◆ **Exercise requirements**:
Reproduce all lines of the listing below in which the word "image" occurs.

************

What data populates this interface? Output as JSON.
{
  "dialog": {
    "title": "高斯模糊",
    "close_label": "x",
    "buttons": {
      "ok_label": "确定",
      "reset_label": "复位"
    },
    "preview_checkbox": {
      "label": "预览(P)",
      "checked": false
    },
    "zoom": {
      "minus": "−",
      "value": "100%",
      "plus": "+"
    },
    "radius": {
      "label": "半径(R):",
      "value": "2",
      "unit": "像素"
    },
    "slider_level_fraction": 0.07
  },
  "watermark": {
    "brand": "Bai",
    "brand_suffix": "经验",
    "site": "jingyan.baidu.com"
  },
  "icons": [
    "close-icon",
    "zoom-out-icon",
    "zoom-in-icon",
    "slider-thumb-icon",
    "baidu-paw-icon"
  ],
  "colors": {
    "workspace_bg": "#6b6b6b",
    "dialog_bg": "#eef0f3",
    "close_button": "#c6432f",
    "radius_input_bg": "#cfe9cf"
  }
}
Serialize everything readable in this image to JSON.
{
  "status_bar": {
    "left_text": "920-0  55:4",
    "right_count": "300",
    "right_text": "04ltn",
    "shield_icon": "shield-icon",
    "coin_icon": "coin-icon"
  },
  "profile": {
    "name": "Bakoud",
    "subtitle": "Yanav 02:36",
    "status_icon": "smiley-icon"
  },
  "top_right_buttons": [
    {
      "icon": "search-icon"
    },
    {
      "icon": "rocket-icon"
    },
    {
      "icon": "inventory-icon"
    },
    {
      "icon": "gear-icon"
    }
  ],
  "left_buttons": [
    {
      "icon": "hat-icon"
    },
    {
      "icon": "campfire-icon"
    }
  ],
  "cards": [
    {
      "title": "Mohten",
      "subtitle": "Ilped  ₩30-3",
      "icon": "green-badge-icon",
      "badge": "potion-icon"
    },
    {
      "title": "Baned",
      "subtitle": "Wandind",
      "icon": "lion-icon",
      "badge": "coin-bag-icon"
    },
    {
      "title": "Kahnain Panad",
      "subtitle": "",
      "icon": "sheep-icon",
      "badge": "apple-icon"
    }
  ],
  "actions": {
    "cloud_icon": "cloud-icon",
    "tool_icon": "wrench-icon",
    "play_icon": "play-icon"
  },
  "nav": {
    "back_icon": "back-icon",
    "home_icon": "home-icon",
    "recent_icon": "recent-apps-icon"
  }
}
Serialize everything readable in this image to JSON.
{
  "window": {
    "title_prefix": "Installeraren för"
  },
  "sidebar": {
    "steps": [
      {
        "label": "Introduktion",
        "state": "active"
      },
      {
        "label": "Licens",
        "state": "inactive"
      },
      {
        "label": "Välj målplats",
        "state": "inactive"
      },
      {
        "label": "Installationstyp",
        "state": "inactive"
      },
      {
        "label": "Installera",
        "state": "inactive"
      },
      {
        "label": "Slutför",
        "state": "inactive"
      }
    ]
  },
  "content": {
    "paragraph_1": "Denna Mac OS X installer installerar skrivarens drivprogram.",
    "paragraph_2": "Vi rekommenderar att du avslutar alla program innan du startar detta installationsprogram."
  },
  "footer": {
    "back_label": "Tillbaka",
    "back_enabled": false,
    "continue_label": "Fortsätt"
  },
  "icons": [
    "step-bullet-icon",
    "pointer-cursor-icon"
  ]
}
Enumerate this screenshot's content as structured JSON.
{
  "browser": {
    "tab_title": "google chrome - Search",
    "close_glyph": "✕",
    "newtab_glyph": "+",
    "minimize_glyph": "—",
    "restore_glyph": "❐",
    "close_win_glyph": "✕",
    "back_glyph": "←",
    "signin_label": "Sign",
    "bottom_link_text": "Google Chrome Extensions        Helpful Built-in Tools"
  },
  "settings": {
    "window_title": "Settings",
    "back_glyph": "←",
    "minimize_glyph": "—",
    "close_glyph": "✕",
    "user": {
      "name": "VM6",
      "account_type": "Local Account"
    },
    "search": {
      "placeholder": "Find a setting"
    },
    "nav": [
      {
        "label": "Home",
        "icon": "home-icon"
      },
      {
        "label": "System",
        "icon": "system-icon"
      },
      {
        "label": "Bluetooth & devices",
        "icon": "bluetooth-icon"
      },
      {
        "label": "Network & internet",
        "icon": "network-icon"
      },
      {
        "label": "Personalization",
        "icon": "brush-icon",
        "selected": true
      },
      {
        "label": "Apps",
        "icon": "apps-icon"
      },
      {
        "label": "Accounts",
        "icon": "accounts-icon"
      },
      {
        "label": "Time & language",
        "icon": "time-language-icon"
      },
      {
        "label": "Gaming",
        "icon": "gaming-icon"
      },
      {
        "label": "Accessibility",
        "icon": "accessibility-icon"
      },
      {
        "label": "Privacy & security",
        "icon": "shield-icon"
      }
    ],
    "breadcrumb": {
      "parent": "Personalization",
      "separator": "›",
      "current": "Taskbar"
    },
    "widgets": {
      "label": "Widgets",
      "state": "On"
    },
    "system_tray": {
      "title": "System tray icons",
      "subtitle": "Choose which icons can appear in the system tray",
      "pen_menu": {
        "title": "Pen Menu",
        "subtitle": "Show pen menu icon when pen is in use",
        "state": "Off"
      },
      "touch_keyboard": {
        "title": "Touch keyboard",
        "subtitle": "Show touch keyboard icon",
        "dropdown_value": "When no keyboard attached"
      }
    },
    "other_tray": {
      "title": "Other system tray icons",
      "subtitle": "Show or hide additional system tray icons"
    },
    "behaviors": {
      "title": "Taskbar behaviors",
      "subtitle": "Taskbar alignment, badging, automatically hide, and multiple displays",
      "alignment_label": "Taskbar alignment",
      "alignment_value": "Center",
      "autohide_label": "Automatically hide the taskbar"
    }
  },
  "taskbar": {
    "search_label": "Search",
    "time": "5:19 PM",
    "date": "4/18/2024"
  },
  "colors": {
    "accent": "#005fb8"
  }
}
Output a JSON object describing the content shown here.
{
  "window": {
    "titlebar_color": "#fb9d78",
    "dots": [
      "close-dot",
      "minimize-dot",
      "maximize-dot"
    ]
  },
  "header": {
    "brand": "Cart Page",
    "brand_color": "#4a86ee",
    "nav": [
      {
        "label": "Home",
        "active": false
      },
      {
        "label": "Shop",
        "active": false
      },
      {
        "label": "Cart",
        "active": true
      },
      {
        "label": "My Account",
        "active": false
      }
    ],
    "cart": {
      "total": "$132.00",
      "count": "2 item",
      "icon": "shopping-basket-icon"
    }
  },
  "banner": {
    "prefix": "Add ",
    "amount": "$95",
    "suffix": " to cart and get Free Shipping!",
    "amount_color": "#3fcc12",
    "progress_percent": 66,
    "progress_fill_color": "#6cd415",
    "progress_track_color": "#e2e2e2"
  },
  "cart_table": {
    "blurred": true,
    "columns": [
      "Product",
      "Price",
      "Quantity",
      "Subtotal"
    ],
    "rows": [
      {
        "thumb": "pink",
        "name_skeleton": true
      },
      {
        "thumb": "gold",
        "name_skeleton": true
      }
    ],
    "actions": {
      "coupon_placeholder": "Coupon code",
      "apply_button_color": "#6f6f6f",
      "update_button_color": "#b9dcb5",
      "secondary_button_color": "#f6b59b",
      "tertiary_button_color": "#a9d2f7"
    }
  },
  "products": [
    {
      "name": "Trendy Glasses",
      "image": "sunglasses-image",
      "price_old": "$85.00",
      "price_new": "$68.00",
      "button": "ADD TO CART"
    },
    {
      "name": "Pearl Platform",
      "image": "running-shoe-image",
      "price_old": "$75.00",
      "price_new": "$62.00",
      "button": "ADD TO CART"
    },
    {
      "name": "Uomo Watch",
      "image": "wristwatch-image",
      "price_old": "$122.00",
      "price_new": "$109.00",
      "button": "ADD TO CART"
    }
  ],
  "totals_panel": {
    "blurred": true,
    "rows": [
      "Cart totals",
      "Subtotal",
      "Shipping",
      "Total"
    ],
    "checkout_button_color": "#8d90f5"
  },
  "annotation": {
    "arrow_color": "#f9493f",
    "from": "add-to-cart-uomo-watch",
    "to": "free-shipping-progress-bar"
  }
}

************

◆ **Solved problem**:
Serialize everything readable in this image to JSON.
Serialize everything readable in this image to JSON.
      "image": "sunglasses-image",
      "image": "running-shoe-image",
      "image": "wristwatch-image",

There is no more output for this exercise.